Dealing With the Cold

We don't usually have to deal with cold temperatures here, but for the past couple of days the nights have dropped down into the teens. The original cabin is not well insulated, but the new addition is insulated at about R19. The problem is that the new addition is more window than wall so we're not getting full advantage out of that insulation.

When the temperature fell to 15 degrees outside, the inside temperature was 35 degrees. That's NOT comfortable. We were all ok under big down comforters (and the kids piled on top of me like a bunch of puppies) but sooner or later you've got to get out of bed and get some work done. It didn't warm up much that day.

We have a woodstove from U.S. Stove company (a Magnolia) that is supposed to heat up to 2,400 square feet, but it doesn't. I think part of its problem is that it's poorly located. It's on the west wall of the cabin, 32 feet away from the western wall. When it's roaring, the upstairs directly above it is HOT but the living area (at the far end of the house) is chilly. There's no walls blocking the air flow between west and east but the heat just seems to go up and out as opposed to moving across the house.

Yesterday we went into town and bought a propane heater. One of the ventless ones. It supposedly will heat up to 1,000 square feet. We parked it in the new addition and turned it up to full blast. It's really warming up the whole house. The combination of propane heater and wood stove meant that last night we enjoyed a warm and comfortable sleep for the first time since this cold spell hit. I have no idea how much propane this thing is going through yet, but propane is still cheaper than wood.

I'm not sure how the pioneers in colder climes really did through the winter. Were their woodstoves more central to their cabins and their cabins better insulated then the big plywood box I live in? Or did they just suffer the cold better?

I hope you're staying warm and comfortable. I take comfort in the fact that these days are few here in my part of Texas.

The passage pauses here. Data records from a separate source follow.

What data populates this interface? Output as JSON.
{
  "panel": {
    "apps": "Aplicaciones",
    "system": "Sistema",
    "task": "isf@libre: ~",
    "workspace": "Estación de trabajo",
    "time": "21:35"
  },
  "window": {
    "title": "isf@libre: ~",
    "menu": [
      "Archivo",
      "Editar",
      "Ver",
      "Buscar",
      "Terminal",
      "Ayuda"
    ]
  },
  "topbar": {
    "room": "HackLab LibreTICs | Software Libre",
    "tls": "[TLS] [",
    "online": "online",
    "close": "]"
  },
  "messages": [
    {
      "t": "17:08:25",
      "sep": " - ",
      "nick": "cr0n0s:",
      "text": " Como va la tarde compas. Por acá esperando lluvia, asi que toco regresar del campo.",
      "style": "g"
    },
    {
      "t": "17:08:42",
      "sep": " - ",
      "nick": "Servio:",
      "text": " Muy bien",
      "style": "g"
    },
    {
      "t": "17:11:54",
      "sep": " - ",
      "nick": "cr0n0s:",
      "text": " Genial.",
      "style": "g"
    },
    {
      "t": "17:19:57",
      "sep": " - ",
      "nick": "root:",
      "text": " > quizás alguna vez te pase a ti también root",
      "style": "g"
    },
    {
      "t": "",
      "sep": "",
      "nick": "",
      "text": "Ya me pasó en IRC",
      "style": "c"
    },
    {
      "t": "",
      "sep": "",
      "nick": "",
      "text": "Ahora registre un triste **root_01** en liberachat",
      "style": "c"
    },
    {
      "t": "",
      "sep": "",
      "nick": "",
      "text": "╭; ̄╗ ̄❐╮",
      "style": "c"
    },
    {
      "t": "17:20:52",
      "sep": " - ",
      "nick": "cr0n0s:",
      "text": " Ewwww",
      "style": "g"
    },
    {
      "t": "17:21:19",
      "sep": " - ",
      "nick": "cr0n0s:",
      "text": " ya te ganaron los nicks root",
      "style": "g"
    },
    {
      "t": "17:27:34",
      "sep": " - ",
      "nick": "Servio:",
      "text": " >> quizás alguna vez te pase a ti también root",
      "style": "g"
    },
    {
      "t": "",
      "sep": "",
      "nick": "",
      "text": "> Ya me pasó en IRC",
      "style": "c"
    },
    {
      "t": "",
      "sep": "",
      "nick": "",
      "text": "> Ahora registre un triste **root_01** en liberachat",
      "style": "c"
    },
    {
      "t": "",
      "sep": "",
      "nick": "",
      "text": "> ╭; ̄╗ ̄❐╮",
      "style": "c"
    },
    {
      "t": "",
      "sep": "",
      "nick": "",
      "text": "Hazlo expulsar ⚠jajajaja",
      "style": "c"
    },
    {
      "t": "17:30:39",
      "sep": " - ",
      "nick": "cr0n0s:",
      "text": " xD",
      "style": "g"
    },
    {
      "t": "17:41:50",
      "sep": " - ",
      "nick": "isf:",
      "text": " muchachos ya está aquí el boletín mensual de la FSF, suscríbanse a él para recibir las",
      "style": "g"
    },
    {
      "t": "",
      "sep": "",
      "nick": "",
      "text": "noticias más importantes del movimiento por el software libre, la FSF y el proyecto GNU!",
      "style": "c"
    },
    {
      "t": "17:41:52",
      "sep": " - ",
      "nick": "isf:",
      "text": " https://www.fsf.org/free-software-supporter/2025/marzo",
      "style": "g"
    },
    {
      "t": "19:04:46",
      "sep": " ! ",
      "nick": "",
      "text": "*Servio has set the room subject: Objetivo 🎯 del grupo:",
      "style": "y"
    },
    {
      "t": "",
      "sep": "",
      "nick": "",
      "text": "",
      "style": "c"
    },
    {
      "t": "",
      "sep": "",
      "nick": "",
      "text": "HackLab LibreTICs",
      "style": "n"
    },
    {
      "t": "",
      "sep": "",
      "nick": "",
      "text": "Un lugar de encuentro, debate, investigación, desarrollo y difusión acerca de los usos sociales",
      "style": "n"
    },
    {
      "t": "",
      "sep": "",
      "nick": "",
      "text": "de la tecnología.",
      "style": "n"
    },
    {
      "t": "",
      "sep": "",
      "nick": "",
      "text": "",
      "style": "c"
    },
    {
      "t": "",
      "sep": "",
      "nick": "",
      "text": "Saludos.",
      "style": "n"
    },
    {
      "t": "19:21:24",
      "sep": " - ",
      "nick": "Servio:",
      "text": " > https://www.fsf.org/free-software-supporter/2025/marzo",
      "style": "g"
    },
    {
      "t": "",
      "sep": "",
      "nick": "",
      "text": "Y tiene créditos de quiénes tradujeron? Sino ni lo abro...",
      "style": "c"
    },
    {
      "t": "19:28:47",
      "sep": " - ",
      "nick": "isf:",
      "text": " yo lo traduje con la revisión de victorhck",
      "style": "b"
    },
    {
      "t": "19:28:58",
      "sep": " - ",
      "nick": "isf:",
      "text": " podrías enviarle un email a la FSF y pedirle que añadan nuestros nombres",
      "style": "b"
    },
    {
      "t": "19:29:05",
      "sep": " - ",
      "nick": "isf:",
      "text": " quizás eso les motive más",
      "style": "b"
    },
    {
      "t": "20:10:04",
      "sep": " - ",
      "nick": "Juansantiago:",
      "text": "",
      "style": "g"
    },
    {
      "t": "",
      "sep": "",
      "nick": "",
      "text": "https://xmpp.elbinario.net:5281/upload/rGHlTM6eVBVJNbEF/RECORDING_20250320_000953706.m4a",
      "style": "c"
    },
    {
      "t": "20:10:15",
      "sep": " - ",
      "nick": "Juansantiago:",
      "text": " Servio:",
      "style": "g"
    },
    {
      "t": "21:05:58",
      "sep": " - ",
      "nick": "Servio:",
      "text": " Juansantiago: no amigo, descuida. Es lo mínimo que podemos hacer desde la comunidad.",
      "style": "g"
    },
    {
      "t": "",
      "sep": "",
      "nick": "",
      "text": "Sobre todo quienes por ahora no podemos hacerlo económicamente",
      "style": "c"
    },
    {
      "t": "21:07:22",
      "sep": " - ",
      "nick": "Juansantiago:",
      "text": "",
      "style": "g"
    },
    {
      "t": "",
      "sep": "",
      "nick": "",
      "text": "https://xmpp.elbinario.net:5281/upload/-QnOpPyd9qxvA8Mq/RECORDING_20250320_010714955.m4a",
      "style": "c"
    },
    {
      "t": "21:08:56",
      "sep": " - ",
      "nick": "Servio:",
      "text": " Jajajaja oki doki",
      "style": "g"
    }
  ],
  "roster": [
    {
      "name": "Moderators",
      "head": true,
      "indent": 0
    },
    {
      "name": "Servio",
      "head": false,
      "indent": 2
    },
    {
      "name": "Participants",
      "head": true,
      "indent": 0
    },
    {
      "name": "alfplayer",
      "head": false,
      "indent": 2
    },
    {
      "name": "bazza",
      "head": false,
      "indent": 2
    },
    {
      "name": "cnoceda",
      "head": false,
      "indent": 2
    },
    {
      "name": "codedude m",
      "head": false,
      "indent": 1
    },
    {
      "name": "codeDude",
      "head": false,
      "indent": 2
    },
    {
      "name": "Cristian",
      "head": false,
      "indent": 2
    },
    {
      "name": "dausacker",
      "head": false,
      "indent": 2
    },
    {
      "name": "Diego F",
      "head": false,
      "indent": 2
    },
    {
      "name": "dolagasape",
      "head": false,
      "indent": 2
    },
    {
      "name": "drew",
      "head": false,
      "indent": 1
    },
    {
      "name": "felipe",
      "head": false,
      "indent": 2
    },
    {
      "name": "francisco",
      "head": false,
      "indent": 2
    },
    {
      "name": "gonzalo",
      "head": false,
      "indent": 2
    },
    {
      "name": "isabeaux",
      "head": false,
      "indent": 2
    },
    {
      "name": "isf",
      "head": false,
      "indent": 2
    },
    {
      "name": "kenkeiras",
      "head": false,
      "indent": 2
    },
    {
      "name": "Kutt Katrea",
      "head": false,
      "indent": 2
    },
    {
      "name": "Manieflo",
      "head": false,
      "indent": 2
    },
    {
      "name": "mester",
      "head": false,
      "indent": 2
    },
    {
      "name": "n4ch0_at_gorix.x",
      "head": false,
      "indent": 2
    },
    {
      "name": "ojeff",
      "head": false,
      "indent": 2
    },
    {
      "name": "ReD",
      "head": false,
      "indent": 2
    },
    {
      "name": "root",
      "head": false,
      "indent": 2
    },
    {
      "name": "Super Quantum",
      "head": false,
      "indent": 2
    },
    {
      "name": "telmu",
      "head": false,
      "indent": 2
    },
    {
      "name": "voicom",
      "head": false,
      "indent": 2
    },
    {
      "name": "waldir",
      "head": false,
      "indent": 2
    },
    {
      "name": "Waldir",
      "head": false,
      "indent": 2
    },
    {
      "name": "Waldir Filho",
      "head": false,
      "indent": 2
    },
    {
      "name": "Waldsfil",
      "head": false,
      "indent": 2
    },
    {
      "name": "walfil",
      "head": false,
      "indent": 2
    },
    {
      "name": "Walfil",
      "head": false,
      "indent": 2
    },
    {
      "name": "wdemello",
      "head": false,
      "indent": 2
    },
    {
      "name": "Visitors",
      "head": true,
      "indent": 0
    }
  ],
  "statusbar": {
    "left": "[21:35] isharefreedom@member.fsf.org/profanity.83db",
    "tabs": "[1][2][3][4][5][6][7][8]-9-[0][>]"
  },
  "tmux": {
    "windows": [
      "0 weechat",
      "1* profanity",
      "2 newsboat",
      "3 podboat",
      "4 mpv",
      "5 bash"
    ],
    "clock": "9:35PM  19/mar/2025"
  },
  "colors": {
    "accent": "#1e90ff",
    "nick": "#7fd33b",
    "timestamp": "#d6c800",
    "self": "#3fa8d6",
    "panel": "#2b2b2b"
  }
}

1 comment:

OD from HT said...

How did they do it you ask? Easy, Dad got up early and got the fire going. Then he grabbed a shovel and shovel the snow off the wife and the kids' beds so they could get up and get dressed (fast!). Yes, the houses leaked so bad they would wake to inches of snow on the beds....or frost/frozen top blankets. They didn't know any it wasn't a "big deal".